The grey teal (Anas gracilis) is a dabbling duck found in open wetlands in Australia and New Zealand.
This is a mottled brown duck with white and green flashes on its wings. The male and female grey teal share the same colouration, in contrast to the related chestnut teal, whose male and female are strikingly different. The grey teal has almost identical colouration to the female chestnut teal and the Grey can only be distinguished by its lighter coloured neck and paler face. Juveniles are paler than adults, especially on the head.
The grey teal nests near its favoured freshwater lakes and marshes, usually on the ground, but also in tree holes or rabbit burrows.
This is a vocal duck, especially at night. The male gives a soft preep, and the female has a loud quack.
The grey teal is a gregarious species. In Australia it is nomadic, rapidly colonising suitable habitat following rain.
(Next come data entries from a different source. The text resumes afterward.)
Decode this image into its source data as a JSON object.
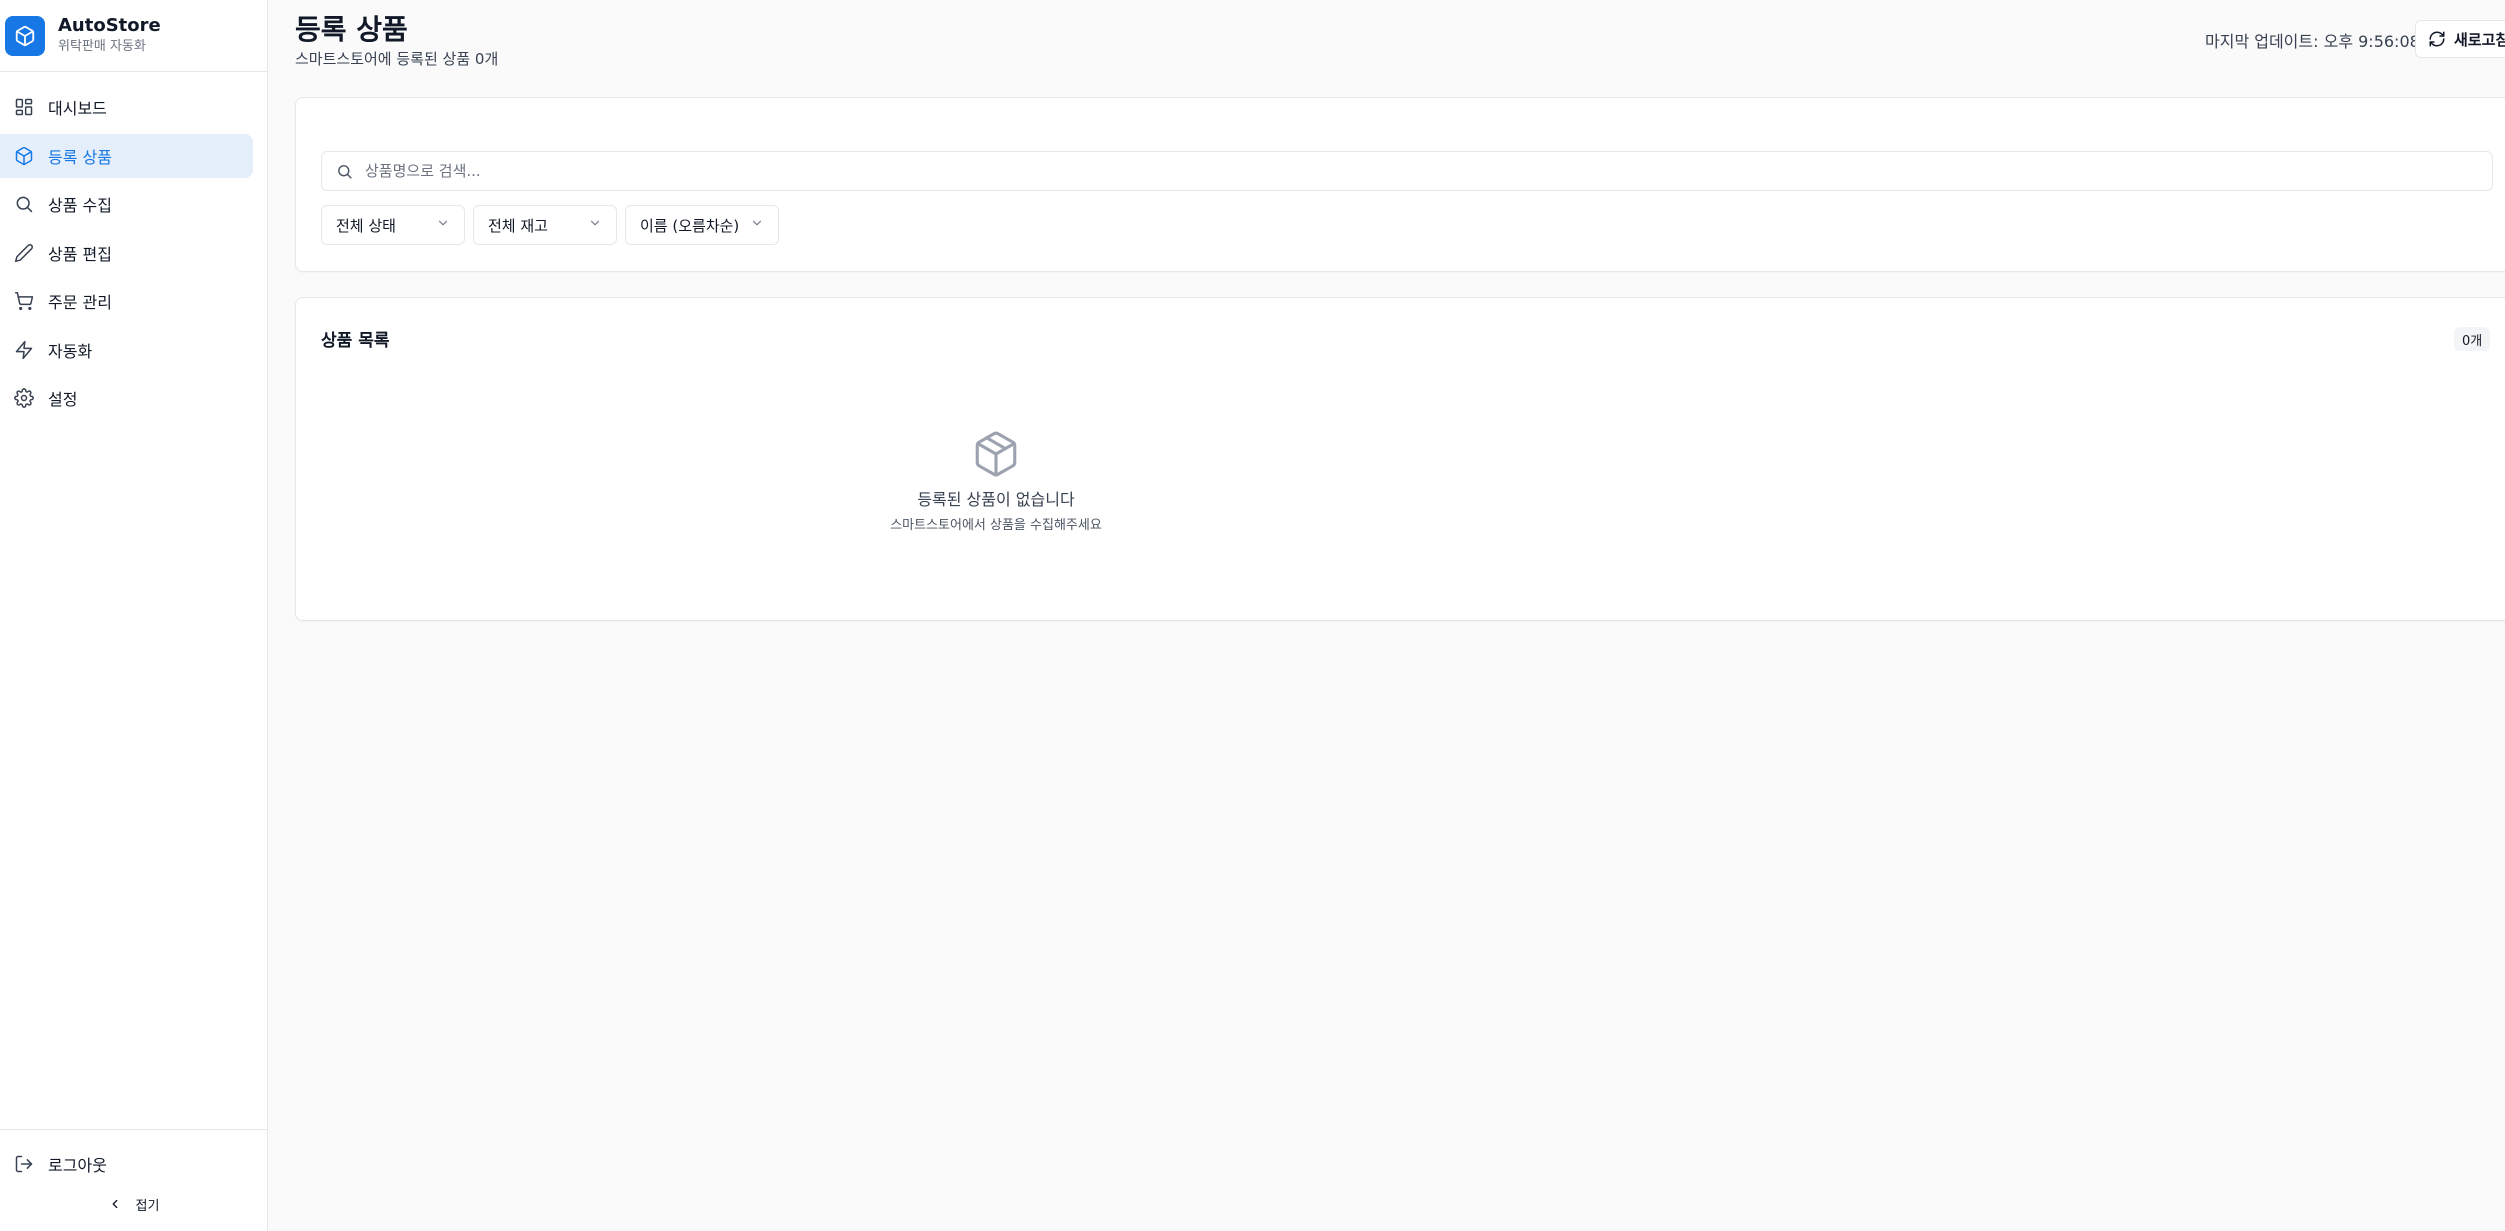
{
  "brand": {
    "name": "AutoStore",
    "subtitle": "위탁판매 자동화",
    "color": "#1677e5"
  },
  "sidebar": {
    "items": [
      {
        "label": "대시보드",
        "icon": "dashboard-icon",
        "active": false
      },
      {
        "label": "등록 상품",
        "icon": "package-icon",
        "active": true
      },
      {
        "label": "상품 수집",
        "icon": "search-icon",
        "active": false
      },
      {
        "label": "상품 편집",
        "icon": "pencil-icon",
        "active": false
      },
      {
        "label": "주문 관리",
        "icon": "cart-icon",
        "active": false
      },
      {
        "label": "자동화",
        "icon": "lightning-icon",
        "active": false
      },
      {
        "label": "설정",
        "icon": "gear-icon",
        "active": false
      }
    ],
    "logout_label": "로그아웃",
    "collapse_label": "접기"
  },
  "header": {
    "title": "등록 상품",
    "subtitle": "스마트스토어에 등록된 상품 0개",
    "last_update": "마지막 업데이트: 오후 9:56:08",
    "refresh_label": "새로고침"
  },
  "filters": {
    "search_placeholder": "상품명으로 검색...",
    "search_value": "",
    "status_select": "전체 상태",
    "stock_select": "전체 재고",
    "sort_select": "이름 (오름차순)"
  },
  "product_list": {
    "title": "상품 목록",
    "count": "0개",
    "empty_title": "등록된 상품이 없습니다",
    "empty_subtitle": "스마트스토어에서 상품을 수집해주세요"
  }
}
In 1957, large numbers fled Australia, moving to New Zealand to escape drought.
It was formerly considered a subspecies of the Sunda teal, as Anas gibberifrons gracilis.
Widespread throughout its large range, the grey teal is evaluated as Least Concern on the IUCN Red List of Threatened Species.
It is often mistaken for a female chestnut teal, due to similar colouring.